As far as possible, the church wants you to hold your wedding on a date that is convenient for you, your guests and the church itself. Each church will vary in what can offer and when, so do check with your church when you book, particularly if you’d like to get married soon. These timings follow a typical pattern and may serve as a general guide.
One-two years ahead
It’s often about 18 – 24 months ahead when couples start planning. The first step is usually booking the reception venue, but make sure you talk to the vicar as well to agree the date so that everything fits together. If you’re not yet sure which church you can get married in, check what your choices are. The Vicar will make arrangements for your first meeting with them so that he or she can get to know you a little and complete the necessary forms.
Now is the time to ask whether you will require a licence to get married. Most people will not – the vicar will advise if this applies to you at your first meeting. The vicar will also explain to you about having to get your banns read, especially if that will be in more than one church.
One year-six months ahead
During the next few months, you will probably pop in to your reception venue a few times. In a similar way, you might take time to go along to the church and find out more about what happens there. If you are creating a connection to the church by attending for six months, this is the time to go along regularly each month. You may not hear from the church until about six to nine months before the wedding – especially if you have booked a long time ahead. But don’t worry, they will be in touch.
This is also the time to consider your ceremony. You have choices in this, which you can discuss with your vicar on subsequent meetings with them. You can choose your hymns, other music and readings. Use our online Ceremony Planner to help. If you are planning to have your wedding filmed, tell your vicar now so they can check out any copyright issues.
Many churches offer you the time and space to think about what marriage entails, the meaning of the marriage vows and understanding the service. These kinds of events, to help prepare you for married life, are not compulsory, but if you do choose to take this up, they are usually offered within the six months preceding the wedding.
Around six months ahead of the wedding might also be a good time to book your flower arranger and bell-ringers if you are having them.
Churches may also contact you during this time to remind you of the dates your banns will be read. If you need your banns read in different churches, now is the time to make sure that has been arranged.
Three months ahead
The majority of marriages require that banns are read out in church for three Sundays during the three months before the wedding. Many couples like to be in the church when their banns are read. The congregation will be praying for you and your marriage, and this can be a reassuring and special experience.

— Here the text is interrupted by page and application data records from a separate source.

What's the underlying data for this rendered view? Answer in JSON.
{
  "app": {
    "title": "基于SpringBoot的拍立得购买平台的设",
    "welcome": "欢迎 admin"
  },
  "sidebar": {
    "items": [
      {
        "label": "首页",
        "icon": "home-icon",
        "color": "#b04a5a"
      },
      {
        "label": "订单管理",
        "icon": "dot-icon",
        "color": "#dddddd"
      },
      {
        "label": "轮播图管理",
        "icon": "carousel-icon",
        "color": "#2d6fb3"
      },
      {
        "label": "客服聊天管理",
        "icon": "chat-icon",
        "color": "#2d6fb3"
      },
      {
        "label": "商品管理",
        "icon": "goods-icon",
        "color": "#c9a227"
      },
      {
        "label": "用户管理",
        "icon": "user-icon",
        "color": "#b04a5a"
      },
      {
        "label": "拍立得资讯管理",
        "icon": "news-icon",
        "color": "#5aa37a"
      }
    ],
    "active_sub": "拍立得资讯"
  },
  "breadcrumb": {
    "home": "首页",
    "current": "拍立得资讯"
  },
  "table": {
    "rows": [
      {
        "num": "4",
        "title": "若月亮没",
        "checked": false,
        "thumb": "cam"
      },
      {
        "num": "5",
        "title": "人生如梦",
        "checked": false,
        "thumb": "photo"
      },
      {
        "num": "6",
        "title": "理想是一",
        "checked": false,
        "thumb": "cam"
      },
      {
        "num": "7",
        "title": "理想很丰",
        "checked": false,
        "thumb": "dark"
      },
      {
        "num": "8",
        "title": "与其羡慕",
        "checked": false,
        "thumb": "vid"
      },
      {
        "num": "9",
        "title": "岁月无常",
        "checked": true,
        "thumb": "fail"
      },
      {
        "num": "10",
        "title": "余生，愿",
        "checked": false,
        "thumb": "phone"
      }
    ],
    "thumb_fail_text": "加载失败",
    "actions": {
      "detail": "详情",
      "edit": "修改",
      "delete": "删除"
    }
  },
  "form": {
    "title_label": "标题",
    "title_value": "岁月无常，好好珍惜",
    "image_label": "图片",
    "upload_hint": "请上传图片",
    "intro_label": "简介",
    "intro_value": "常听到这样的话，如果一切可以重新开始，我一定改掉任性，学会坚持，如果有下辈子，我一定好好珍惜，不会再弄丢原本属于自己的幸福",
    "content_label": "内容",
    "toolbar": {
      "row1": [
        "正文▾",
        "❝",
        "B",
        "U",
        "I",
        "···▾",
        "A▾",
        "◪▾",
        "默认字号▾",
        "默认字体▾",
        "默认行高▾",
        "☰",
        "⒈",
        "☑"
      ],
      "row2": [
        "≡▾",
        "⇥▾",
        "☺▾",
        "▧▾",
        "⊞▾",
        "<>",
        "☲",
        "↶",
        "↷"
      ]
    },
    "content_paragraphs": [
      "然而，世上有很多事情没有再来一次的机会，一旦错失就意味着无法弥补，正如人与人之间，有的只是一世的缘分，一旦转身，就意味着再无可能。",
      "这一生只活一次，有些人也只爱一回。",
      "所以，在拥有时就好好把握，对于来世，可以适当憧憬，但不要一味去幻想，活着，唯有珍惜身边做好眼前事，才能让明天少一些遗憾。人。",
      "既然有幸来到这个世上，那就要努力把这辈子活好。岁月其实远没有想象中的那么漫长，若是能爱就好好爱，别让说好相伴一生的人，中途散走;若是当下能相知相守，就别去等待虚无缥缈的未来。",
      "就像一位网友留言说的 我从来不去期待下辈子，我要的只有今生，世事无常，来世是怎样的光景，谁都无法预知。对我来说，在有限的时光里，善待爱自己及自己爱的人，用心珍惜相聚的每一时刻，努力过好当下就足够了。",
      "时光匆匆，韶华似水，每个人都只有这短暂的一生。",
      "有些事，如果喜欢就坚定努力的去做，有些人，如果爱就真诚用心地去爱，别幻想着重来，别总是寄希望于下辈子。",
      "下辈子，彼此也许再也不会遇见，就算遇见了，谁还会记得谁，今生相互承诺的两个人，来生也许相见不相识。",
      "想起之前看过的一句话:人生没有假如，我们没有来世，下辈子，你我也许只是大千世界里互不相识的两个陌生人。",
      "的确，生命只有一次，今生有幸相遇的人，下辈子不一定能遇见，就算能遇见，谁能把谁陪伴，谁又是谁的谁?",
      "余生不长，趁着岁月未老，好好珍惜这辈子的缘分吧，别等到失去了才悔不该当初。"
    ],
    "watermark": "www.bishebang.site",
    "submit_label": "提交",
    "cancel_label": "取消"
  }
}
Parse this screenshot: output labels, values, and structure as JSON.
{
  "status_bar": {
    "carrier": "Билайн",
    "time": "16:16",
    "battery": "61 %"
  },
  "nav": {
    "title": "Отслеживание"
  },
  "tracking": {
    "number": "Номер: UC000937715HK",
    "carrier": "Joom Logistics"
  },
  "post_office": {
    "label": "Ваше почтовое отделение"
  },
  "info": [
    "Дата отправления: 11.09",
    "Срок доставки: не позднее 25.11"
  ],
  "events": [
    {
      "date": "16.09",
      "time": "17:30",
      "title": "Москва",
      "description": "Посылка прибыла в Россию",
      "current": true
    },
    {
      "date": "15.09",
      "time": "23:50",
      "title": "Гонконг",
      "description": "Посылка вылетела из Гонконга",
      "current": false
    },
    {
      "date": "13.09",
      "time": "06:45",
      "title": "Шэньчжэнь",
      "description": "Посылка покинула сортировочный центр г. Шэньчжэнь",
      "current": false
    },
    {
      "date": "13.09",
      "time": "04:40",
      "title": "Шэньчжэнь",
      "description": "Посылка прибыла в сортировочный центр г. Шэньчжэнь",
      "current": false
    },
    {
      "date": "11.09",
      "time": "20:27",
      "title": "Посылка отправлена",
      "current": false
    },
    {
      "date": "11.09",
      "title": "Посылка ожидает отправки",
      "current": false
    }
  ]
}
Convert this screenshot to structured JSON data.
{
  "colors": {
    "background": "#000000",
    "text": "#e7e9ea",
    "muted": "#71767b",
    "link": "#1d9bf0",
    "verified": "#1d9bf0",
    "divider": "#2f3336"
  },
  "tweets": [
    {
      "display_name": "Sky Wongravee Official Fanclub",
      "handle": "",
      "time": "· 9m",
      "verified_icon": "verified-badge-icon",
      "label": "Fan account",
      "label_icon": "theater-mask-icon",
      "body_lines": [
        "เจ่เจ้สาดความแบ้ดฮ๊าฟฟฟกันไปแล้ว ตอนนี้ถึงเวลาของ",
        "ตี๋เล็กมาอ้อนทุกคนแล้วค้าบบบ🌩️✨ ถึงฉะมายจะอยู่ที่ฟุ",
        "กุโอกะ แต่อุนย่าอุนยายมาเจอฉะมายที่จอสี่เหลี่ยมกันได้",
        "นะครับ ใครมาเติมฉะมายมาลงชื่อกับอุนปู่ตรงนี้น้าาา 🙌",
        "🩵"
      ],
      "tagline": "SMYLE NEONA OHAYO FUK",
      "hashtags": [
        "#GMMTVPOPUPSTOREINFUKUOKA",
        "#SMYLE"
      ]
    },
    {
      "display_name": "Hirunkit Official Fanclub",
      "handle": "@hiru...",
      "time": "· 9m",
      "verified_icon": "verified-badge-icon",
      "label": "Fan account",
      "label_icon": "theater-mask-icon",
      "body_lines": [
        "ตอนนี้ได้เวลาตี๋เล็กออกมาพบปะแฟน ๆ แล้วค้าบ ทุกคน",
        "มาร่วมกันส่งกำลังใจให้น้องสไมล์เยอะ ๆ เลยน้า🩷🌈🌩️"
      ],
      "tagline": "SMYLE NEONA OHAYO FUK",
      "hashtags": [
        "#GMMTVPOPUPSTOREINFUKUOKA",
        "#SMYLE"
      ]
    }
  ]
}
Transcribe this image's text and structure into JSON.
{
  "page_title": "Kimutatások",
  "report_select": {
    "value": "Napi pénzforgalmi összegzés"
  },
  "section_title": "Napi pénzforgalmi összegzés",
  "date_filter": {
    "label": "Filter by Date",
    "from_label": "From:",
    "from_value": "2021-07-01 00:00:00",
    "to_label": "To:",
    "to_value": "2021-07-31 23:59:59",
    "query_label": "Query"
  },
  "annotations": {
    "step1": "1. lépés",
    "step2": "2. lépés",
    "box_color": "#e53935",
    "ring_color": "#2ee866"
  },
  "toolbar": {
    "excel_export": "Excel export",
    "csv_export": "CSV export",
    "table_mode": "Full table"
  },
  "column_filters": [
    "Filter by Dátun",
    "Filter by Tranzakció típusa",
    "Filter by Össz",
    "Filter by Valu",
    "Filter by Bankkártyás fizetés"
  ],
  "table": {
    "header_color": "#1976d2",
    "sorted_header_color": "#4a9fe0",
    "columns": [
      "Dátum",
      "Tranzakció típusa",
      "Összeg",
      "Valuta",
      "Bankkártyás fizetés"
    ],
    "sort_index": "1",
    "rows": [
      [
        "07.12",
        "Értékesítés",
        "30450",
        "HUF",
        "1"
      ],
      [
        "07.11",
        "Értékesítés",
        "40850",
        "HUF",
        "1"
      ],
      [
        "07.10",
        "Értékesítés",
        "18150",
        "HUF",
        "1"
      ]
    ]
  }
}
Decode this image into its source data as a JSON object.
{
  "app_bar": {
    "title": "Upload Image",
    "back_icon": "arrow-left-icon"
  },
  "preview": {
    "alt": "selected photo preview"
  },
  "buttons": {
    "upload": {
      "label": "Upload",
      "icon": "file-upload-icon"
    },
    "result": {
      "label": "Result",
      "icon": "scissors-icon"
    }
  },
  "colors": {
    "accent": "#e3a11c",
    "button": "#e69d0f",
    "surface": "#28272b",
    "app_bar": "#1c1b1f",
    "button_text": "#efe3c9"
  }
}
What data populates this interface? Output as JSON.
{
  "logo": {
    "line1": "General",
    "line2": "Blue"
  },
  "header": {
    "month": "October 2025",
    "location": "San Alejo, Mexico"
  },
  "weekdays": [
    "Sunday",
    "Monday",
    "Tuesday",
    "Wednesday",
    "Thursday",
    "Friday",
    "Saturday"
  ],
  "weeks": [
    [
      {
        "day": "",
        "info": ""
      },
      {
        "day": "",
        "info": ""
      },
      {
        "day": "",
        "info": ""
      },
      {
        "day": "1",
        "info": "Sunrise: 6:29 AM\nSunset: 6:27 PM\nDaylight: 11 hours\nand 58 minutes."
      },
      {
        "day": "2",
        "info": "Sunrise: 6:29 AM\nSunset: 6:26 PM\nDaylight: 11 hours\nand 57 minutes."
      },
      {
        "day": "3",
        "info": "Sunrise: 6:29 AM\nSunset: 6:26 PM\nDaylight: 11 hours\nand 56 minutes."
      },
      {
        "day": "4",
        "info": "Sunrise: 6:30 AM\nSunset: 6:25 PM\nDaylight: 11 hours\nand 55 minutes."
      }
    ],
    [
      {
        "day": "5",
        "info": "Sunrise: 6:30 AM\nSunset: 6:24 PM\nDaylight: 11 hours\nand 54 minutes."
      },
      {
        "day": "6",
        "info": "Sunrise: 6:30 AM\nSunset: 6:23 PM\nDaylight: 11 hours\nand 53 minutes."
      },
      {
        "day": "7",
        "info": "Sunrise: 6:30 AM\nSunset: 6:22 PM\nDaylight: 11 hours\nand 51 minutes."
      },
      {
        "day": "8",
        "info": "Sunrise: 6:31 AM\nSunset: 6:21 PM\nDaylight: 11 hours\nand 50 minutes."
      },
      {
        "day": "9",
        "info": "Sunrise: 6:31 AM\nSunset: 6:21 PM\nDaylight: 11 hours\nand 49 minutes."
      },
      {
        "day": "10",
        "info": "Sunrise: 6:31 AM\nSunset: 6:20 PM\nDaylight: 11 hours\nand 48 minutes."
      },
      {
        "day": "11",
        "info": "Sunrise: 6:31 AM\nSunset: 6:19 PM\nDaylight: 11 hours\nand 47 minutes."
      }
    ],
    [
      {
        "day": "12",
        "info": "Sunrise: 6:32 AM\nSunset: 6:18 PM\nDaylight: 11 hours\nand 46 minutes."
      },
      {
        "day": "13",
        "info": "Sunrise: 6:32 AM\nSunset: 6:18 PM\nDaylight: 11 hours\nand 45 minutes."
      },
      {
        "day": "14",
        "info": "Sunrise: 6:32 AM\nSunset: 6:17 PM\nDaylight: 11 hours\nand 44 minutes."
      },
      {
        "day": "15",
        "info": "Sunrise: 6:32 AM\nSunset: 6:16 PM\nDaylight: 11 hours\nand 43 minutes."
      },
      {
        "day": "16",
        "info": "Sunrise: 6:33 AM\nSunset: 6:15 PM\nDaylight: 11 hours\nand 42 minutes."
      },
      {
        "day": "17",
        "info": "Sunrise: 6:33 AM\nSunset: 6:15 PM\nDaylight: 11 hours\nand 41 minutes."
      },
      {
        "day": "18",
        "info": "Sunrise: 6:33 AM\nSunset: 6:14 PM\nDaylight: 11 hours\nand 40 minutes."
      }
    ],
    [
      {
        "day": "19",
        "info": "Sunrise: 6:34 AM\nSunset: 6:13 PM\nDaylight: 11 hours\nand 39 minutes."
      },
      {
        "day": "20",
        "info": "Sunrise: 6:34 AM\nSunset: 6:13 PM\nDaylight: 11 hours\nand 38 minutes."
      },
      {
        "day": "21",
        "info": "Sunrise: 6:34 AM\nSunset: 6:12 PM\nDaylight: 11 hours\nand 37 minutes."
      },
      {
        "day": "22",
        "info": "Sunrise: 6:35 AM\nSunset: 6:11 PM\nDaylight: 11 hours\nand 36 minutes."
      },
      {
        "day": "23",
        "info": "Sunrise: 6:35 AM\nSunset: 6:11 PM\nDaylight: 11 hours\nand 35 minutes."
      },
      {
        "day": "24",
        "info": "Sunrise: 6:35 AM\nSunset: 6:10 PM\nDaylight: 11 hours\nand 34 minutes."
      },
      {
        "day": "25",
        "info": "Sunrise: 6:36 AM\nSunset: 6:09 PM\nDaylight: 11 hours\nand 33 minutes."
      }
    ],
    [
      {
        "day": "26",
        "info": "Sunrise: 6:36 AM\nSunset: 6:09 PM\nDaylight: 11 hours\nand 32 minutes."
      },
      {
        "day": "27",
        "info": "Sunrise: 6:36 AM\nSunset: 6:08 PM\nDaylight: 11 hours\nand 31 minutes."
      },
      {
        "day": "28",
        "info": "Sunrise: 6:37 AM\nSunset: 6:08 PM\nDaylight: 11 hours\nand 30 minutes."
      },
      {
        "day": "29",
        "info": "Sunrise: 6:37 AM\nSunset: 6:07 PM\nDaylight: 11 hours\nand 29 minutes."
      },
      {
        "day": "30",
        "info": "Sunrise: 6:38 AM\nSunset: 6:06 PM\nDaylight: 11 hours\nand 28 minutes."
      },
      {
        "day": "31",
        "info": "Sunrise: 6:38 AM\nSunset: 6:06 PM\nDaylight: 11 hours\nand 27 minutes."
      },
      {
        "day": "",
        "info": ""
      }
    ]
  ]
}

It also helps you get to know the church if you are unfamiliar with it.
You might like to review how your ceremony is shaping up and make any final decisions with the vicar at around this time. Also check with photographers that they are aware of the church’s guidelines on photographs. See if you can visit the church together with the photographer and introduce them to the vicar. Coordinating your other wedding suppliers with the church team will help things run as smoothly as possible.
One-two weeks ahead
Most churches will hold a rehearsal for the wedding, which will usually be during the week before the wedding. This will help you relax and ask any final questions about where to stand and so on. It’s ideal if everyone who has a part to play on the day comes along, as it all helps to make the day run smoothly.
If you have produced the Orders of Service yourself, these need to be at the church beforehand. Ask the vicar if you can bring them to the rehearsal and put them in a safe place for vergers or ushers to find them on the day.
This is also the time to make a final check on your flower order. Whatever transport you have booked for getting to your wedding, make sure they are aware of the timings and whether there are any local events happening on the day that might disrupt your journey to church.
The day before
This can be a nerve-wracking time for both bride and groom, so finding time to relax in the evening may help you sleep better. You may find it helpful to light a candle and say the following prayer:
This day has been so long coming, so long planned, so long anticipated,
Help us relax enough to enjoy it.
Help us to concentrate enough to appreciate it.
Be with those who have a special part to play and with everyone as they travel to join us.
May this day be all we have hoped for.
May it be a wonderful start to the rest of our lives.
Prayer by Andrew Body from Pocket Prayers for Marriage compiled by Andrew & Pippa Body
The Big Day
When the day finally arrives all that remains is for you to enjoy each moment! Ushers may want to arrive about 45 minutes early to check Orders of Service are in place, or ready to give out as people arrive. If you’re having a verger from the church, they can help with this.
The groom and best man arrive before the bride too. Everyone (except the bride, her father or the person walking her down the aisle, bridesmaids and/or page boy if you have them), should be seated and ready about 10-15 minutes before the service is due to start. The vicar may have a couple of brief notices to read at this point.
When you walk into your beautiful church to make this great commitment, know that God’s love and our prayers are with you. Relax and enjoy your day!